Engineer given award for water conservation efforts in, around Iowa

Ivy Christianson

The College of Agriculture and Life Sciences recently handed out its first ever Impact Award for Extraordinary Partnership to an ISU alumni.

Wendy Wintersteen, endowed dean for the College of Agriculture and Life Sciences, honored Dean Lemke of the Iowa Department of Agriculture and Land Stewardship because of his involvement in the department’s water resources bureau.

Lemke graduated from Iowa State with a degree in agricultural engineering and is currently a professional engineer.

Brian Meyer, program director for communications in the agriculture college, said Lemke has been a great partner to work with.

“Dean has been working closely with our faculty and our scientists on different ways that we can work together on water quality issues and priorities,” Meyer said.

Lemke has also worked hard on agricultural issues not only in Iowa, but with farmers who live down the Mississippi, discussing how water quality issues affect all people.

Lemke was recognized during the Iowa-Mississippi Farmer to Farmer Exchange. In late May, a group of Iowa farmers and agricultural leaders traveled to Mississippi to participate in the first leg of the exchange, which is focused on developing relationships between agricultural leaders in both states and promoting the sharing of information and technologies to address the hypoxic area in the Gulf of Mexico.

Meyer said Lemke has collaborated with many organizations, including Iowa State.

“He’s been a great partner for Iowa State, in that he really wants to look at a scientific way for going forward,” Meyer said.

Lemke began working with ISU researchers to develop the Iowa Conservation Reserve Enhancement Program in 2000. This particular program provides planning and financial support for the construction of nitrogen-removal wetlands that filter water from cropland.
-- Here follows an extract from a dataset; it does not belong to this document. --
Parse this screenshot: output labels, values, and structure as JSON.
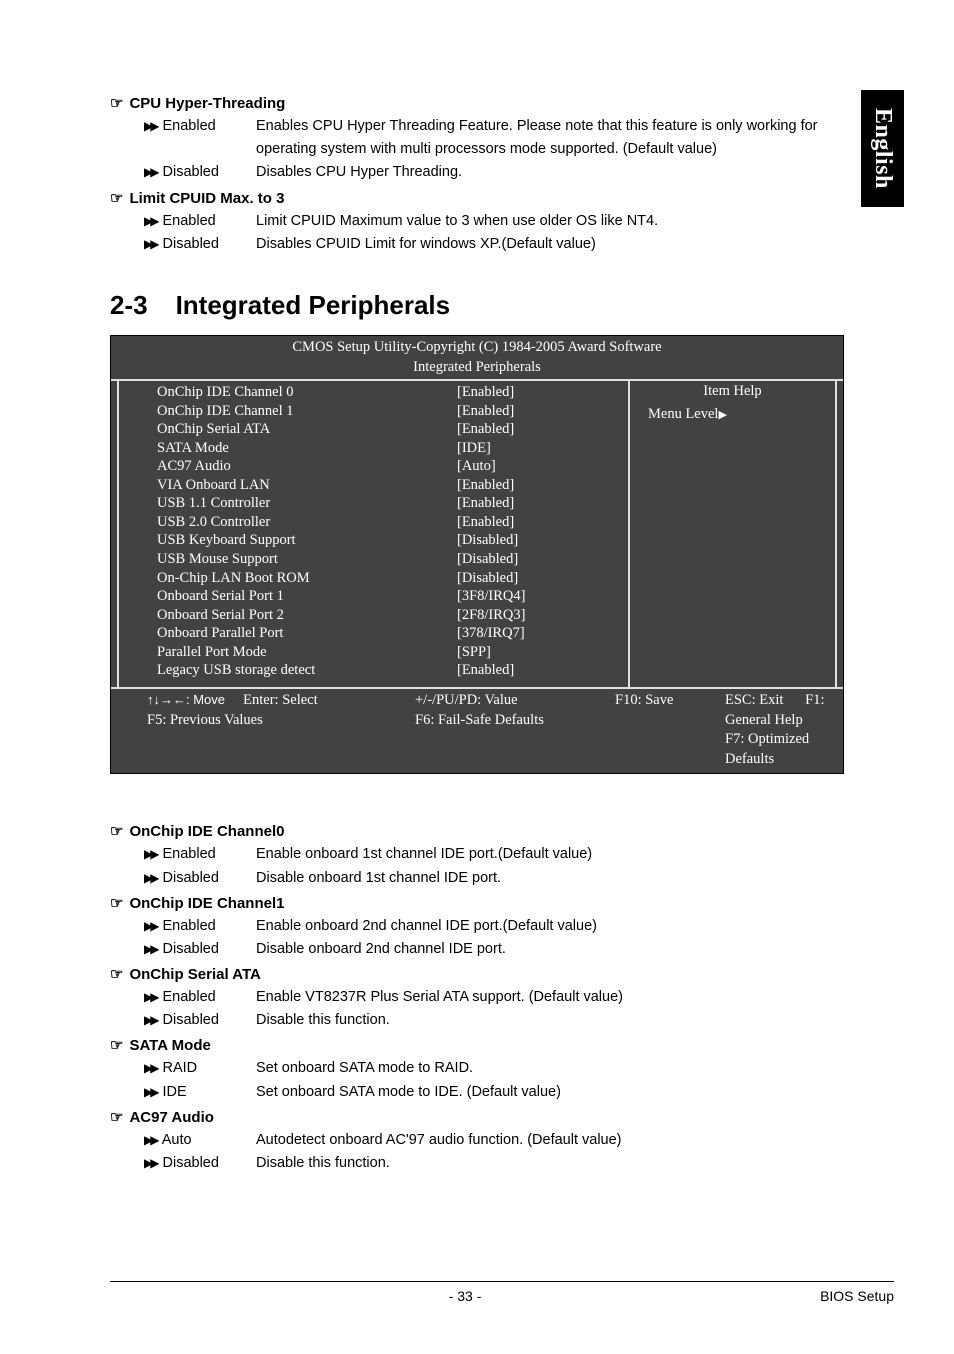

Not only has Lemke spearheaded those activities, but he was also the motivating force in reestablishing the Iowa Water Resources Research Institute at Iowa State, now renamed the Iowa Water Center.

He operates family farms in northern Iowa as well.